- William W. Hallo (German-American, 1928–2015), professor of Assyriology and Babylonian Literature, and curator of the Babylonian collection at Yale University.
- Richard Hallock ((American, 1906-1980), former editorial secretary of the Chicago Assyrian Dictionary
- Hendrik Arent Hamaker (Dutch, 1789–1835), philologist and Orientalist who worked on Oriental languages.
- Paul Haupt (German-American, 1858–1926), Semitic scholar, one of the pioneers of Assyriology in the United States.
- Hermann Volrath Hilprecht (German-American, 1859–1925), archaeologist who carried out excavations in Iraq.
- Edward Hincks (Irish, 1792–1866), one of the decipherers of Mesopotamian cuneiform.
- Paul Y. Hoskisson (American, born 1943), professor of Ancient scripture who has published research on the Book of Mormon and the Old Testament.
- Thomas Hyde (English, 1636–1703), Orientalist and linguist who mastered Turkish, Arabic, Syriac, Persian, Hebrew and Malay, and coined the word "cuneiform".
Sir Henry Rawlinson, 1st Baronet, called the "Father of Assyriology"
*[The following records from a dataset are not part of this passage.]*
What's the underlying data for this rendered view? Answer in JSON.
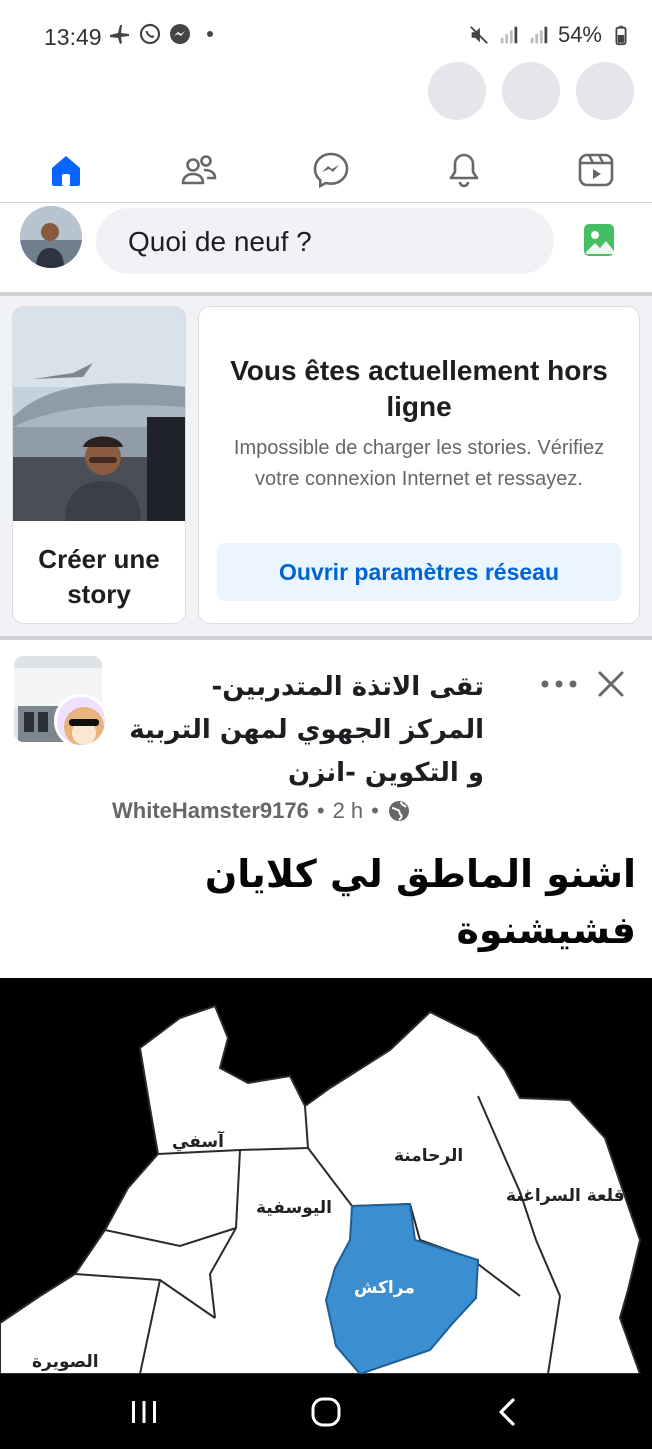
{
  "status_bar": {
    "time": "13:49",
    "battery": "54%",
    "icons": [
      "airplane-icon",
      "whatsapp-icon",
      "messenger-icon",
      "dot-icon",
      "mute-icon",
      "signal-icon",
      "signal-icon",
      "battery-icon"
    ]
  },
  "nav": {
    "items": [
      {
        "name": "home",
        "icon": "home-icon",
        "active": true
      },
      {
        "name": "friends",
        "icon": "friends-icon"
      },
      {
        "name": "messenger",
        "icon": "messenger-icon"
      },
      {
        "name": "notifications",
        "icon": "bell-icon"
      },
      {
        "name": "video",
        "icon": "video-icon"
      }
    ],
    "accent_color": "#0866ff"
  },
  "composer": {
    "placeholder": "Quoi de neuf ?"
  },
  "stories": {
    "create_label": "Créer une story",
    "offline_title": "Vous êtes actuellement hors ligne",
    "offline_message": "Impossible de charger les stories. Vérifiez votre connexion Internet et ressayez.",
    "offline_button": "Ouvrir paramètres réseau"
  },
  "post": {
    "group_name": "تقى الاتذة المتدربين- المركز الجهوي لمهن التربية و التكوين -انزن",
    "author": "WhiteHamster9176",
    "time": "2 h",
    "separator": "•",
    "visibility_icon": "globe-icon",
    "text": "اشنو الماطق لي كلايان فشيشنوة",
    "map_labels": {
      "safi": "آسفي",
      "rehamna": "الرحامنة",
      "kelaa": "قلعة السراغنة",
      "youssoufia": "اليوسفية",
      "marrakech": "مراكش",
      "essaouira": "الصويرة"
    },
    "highlight_color": "#3b8ed0"
  }
}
- Karen Radner (Austrian, born 1972), Professor of Ancient History at the University of Munich.
- Anson Rainey (American, 1930–2011), Professor of ancient Near Eastern cultures and Semitic linguistics, known for the study of the Amarna tablets.
- Hormuzd Rassam (Iraqi, British, 1826–1910), Assyriologist known for archaeological discoveries, including the clay tablets that contained the Epic of Gilgamesh.
- Otto E. Ravn (Danish, 1881–1952), professor at the University of Copenhagen.
- Sir Henry Rawlinson, 1st Baronet (British, 1810–1895), Orientalist who transcribed the Old Persian portion of the trilingual inscriptions in Old Persian, Elamite and Babylonian (a later form of Akkadian) written by Darius the Great.
- Erica Reiner (American, 1924–2005), editor of the Chicago Assyrian Dictionary, the basic reference work for understanding the Akkadian language.
- Claudius Rich (British, 1787–1821), traveller and antiquarian scholar who explored the remains of Babylon, and projected a geographical and statistical account of the pashalic of Baghdad.
- Michael Roaf (British, born 1947), archaeologist specializing in ancient Iranian studies and Assyriology.
- Eleanor Robson (British, born 1969), professor of ancient Middle Eastern history at University College London.
- Francesca Rochberg (American, born 1952), historian of science known for her work on the history of Babylonian astronomy.
- Georges Roux (French, 1914–1999), author of popular history books about the Ancient Near East: Ancient Iraq and La Mésopotamie.